Maybe you don’t care about it or don’t believe it. But it’s true. We have 12 years left to get our shit together before it’s too late.


And… to add to the environmental rant (!)… I do understand the irony about caring about plastic lids when actually we are contributing to the most massive pollution of all - by encouraging people to travel and using all that fuel.

Actually I think that Airbnb are missing a huge opportunity. Instead of going for all the slick Plus and Experiences crap, they should have gone for the green way and invested in that. Plus a social aspect (like Fairbnb are doing). That is the real future.
But short-term money speaks louder, as always.


Yes I think so. 20202020202020 20

I have two airbnb listings and am just finishing my second year. I have always provided coffee, tea, half and half, butter, and a continental type of breakfast food. My listings are private apartments. I start with a pound of coffee and several tea options which I leave out for their use Sometimes they don’t even touch the food or the coffee. The food is always freshly purchased and I leave it in the fridge along with the coffee, cream, and butter. I have started asking them to put the food in the freezer if they do not plan to eat it.
I think my guests have most of the time behaved responsibly with regard to this type of hospitality. Some people may not feel comfortable with the way that I do this, and I suspect they are the people who do not touch the food. That is their choice. The butter and the food is always new and fresh for each booking. You can conveniently purchase half sticks now a days but they are not always available. If they are not, I just cut a half stick of butter and put it in a covered butter dish. When my occupancy is maxed which equals 4 or 3 persons respectively in the two apartments, more issues pop up, mostly and of course “noise” and for this reason my experience may not be relevant to your particular booking which is large compared to my experience.

1 Like

And the prize for the emptiest most pompous post of the day goes to…!
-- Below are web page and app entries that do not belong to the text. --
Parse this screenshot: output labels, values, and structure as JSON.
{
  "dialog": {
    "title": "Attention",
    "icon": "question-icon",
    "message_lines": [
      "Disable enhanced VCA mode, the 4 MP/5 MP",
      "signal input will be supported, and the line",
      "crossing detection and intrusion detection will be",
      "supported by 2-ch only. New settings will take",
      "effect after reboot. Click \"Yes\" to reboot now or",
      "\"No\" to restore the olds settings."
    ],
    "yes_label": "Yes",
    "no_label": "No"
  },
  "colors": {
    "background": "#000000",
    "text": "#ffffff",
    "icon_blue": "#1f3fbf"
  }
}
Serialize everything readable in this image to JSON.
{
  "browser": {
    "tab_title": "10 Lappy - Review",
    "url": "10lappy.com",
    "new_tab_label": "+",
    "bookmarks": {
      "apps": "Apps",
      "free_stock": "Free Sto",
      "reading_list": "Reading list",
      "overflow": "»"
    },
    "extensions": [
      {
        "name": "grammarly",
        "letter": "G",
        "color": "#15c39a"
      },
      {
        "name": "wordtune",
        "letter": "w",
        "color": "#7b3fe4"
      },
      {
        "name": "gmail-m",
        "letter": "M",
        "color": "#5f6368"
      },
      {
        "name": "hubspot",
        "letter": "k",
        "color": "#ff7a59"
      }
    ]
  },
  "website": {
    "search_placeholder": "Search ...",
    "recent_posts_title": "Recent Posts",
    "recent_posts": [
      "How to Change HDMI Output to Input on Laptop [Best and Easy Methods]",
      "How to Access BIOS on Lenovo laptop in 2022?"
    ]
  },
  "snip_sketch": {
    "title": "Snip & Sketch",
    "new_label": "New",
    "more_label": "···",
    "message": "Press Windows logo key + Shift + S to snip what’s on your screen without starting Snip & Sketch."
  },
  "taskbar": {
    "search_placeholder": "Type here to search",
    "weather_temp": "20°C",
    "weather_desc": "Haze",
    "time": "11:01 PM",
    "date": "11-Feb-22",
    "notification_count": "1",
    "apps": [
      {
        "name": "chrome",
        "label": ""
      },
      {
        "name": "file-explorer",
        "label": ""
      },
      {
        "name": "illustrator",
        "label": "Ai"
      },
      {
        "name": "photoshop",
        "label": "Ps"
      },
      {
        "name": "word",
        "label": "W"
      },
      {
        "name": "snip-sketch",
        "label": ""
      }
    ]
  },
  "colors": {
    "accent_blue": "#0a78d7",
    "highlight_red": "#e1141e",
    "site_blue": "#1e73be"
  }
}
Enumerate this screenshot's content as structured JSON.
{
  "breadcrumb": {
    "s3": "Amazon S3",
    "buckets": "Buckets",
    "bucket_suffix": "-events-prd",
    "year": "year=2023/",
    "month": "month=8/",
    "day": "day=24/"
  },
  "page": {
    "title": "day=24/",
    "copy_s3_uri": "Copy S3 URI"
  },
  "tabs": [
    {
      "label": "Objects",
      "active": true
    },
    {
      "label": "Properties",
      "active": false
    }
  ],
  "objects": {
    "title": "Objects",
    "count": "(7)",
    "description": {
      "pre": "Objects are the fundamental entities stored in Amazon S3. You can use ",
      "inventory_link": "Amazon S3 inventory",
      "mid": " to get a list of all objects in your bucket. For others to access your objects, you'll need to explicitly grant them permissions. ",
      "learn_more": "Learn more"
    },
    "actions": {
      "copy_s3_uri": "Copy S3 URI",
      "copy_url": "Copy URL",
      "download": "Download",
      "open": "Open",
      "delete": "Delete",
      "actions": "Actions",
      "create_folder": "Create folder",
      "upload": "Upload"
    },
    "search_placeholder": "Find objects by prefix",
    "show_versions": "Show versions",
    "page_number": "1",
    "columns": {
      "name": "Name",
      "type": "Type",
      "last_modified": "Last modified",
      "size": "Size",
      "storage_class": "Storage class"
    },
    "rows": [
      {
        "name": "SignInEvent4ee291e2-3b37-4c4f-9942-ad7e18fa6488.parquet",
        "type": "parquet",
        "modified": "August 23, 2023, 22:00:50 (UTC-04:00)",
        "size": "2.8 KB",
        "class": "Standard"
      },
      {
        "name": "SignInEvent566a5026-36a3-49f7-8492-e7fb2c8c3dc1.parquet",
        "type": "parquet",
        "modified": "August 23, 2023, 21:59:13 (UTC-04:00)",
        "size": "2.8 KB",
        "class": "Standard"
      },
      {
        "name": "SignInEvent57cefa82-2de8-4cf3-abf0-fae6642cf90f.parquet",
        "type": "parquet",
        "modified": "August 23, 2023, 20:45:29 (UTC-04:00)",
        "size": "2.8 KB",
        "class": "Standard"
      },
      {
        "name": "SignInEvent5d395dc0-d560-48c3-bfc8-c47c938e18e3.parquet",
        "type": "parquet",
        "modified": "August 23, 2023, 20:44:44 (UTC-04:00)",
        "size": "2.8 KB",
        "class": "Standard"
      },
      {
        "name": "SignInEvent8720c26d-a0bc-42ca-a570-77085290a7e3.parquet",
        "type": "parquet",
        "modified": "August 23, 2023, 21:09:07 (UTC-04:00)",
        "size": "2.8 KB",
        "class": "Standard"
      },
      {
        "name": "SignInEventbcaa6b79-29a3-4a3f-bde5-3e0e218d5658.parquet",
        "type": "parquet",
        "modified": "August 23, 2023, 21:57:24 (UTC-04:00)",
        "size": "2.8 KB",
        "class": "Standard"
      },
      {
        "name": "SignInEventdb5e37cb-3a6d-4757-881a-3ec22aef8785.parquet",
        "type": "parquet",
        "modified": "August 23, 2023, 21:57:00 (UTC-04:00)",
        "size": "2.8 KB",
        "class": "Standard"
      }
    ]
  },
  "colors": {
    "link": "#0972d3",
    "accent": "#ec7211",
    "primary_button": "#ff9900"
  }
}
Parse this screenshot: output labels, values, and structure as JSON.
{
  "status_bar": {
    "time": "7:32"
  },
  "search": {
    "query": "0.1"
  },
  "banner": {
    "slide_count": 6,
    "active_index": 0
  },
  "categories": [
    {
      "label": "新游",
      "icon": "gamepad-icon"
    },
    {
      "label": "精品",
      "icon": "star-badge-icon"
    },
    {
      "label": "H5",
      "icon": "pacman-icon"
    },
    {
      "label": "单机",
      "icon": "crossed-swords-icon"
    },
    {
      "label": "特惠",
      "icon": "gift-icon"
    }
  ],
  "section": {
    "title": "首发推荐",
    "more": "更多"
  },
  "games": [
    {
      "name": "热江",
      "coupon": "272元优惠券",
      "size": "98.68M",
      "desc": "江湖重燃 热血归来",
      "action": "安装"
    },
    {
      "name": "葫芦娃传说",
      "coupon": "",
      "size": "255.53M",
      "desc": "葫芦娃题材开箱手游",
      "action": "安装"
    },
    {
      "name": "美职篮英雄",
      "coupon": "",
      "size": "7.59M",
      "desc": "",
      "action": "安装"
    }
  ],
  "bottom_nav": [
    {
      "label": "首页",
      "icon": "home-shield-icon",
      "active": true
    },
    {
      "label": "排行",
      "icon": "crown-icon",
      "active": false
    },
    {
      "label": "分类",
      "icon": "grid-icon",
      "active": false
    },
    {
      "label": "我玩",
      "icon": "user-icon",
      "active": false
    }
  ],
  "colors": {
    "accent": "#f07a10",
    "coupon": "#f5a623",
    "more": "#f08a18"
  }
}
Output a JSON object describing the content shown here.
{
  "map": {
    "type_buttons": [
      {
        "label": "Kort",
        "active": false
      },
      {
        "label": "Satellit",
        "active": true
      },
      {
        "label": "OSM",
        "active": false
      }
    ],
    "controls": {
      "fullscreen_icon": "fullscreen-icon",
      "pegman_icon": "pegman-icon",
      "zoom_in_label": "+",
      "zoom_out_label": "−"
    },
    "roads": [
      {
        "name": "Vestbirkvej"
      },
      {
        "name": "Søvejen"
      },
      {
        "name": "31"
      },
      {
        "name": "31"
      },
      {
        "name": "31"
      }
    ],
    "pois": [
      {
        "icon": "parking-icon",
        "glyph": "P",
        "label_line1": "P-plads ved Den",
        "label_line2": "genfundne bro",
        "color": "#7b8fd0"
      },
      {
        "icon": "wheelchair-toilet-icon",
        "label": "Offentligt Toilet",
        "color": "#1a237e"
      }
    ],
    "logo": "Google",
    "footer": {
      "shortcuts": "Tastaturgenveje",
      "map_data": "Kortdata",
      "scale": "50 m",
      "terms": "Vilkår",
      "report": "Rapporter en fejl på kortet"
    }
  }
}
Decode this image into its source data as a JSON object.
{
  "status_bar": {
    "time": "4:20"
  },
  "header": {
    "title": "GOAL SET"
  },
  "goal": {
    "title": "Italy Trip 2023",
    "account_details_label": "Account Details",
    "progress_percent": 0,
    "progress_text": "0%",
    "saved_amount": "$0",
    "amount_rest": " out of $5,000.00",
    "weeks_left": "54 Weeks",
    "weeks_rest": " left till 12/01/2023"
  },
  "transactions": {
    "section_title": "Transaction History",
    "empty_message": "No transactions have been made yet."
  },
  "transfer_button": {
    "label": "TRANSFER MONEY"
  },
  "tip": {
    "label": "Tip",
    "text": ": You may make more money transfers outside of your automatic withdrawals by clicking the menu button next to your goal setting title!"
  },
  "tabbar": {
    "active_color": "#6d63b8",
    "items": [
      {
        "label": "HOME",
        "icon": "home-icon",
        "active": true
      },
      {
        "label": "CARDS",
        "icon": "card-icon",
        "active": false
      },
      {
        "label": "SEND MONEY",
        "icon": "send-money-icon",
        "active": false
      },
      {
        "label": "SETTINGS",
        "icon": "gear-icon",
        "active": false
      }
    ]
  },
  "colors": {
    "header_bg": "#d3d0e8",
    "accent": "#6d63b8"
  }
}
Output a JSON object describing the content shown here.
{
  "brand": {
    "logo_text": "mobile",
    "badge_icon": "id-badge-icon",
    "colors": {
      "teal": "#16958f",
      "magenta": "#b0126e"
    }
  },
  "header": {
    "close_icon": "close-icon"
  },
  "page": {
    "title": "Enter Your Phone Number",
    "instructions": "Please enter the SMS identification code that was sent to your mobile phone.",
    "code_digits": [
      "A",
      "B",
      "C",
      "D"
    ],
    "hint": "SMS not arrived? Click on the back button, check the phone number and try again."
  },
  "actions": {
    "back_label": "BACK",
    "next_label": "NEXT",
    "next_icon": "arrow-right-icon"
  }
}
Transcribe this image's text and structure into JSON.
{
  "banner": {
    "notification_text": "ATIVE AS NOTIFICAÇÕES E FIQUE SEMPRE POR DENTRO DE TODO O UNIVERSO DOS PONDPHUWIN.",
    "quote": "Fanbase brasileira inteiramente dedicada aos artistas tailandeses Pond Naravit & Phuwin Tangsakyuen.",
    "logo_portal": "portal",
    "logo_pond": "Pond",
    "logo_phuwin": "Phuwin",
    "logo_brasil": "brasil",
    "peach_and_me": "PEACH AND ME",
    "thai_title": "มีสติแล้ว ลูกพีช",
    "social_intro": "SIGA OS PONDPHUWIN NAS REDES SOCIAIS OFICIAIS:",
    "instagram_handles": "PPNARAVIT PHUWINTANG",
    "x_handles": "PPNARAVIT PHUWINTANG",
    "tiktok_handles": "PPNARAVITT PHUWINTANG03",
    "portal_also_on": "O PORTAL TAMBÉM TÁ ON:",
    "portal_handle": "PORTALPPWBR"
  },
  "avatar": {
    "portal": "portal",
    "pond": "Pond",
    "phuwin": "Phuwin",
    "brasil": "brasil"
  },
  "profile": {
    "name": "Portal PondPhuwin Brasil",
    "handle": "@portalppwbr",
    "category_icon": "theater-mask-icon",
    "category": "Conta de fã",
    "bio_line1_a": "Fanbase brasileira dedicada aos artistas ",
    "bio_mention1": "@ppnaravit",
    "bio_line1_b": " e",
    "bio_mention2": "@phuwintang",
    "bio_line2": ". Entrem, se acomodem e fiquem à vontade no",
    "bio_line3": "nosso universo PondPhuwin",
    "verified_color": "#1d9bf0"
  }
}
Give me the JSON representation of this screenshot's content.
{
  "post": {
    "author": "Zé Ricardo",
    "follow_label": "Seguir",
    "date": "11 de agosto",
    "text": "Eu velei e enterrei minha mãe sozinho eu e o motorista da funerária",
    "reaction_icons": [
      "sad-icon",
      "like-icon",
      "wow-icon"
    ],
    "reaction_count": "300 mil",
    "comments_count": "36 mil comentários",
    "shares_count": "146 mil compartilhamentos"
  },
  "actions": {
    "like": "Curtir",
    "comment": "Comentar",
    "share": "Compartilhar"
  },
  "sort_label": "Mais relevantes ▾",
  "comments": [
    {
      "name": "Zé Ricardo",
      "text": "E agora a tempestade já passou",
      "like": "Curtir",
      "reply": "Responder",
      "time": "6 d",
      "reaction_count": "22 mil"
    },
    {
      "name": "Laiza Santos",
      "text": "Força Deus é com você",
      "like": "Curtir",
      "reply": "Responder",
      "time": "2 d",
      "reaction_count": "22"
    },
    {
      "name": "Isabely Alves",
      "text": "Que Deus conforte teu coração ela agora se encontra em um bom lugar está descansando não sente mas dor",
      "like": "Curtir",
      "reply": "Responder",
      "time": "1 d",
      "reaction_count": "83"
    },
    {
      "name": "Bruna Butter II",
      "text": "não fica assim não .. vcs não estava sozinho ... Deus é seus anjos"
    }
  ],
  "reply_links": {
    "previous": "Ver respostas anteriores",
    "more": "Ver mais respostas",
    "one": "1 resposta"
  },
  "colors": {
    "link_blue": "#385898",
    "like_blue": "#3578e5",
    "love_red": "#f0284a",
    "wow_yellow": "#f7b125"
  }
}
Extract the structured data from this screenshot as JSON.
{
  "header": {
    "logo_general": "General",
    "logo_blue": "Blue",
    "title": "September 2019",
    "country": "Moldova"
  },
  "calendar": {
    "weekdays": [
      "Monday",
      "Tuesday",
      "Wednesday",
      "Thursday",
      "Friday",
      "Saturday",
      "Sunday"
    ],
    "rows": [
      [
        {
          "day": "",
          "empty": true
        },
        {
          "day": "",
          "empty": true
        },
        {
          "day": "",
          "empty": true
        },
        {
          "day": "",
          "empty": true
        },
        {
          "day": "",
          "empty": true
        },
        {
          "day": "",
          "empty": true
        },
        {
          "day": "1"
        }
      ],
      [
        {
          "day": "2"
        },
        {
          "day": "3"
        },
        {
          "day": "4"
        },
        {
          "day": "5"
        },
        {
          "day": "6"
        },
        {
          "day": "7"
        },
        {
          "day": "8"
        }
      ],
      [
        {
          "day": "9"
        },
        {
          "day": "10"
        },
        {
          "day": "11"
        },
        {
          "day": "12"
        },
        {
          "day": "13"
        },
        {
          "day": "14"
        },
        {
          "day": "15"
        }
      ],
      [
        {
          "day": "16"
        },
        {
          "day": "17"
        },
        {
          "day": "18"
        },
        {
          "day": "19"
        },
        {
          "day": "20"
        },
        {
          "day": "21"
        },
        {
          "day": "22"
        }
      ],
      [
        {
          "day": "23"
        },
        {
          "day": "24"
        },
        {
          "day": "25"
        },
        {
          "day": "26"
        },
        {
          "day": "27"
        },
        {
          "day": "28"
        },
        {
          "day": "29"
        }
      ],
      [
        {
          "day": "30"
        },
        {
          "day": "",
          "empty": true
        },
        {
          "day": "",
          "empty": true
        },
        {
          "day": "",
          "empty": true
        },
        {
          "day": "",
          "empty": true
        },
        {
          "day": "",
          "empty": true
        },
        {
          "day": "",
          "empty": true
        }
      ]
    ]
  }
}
I don’t imagine that I’m in a position to “educate you kindly”. How patronising is that? I am simply expressing an opinion.


Not sure I understand.

Another tangent on this…something to consider: in our area you need to have a health department licence to provide items that are not factory sealed/individually packaged. (Small individual boxes of cereal is ok - large multi-portion boxes - no ) This is to prevent cross-contamination of food stuffs.

@colleague , I like your style. I really think butter is an item that most guest will want, but I still haven’t found a great solution. Maybe I’ll go with cutting a stick in half or just provide a whole stick after I got some feedback that my “consumable” expenses might be lower than average.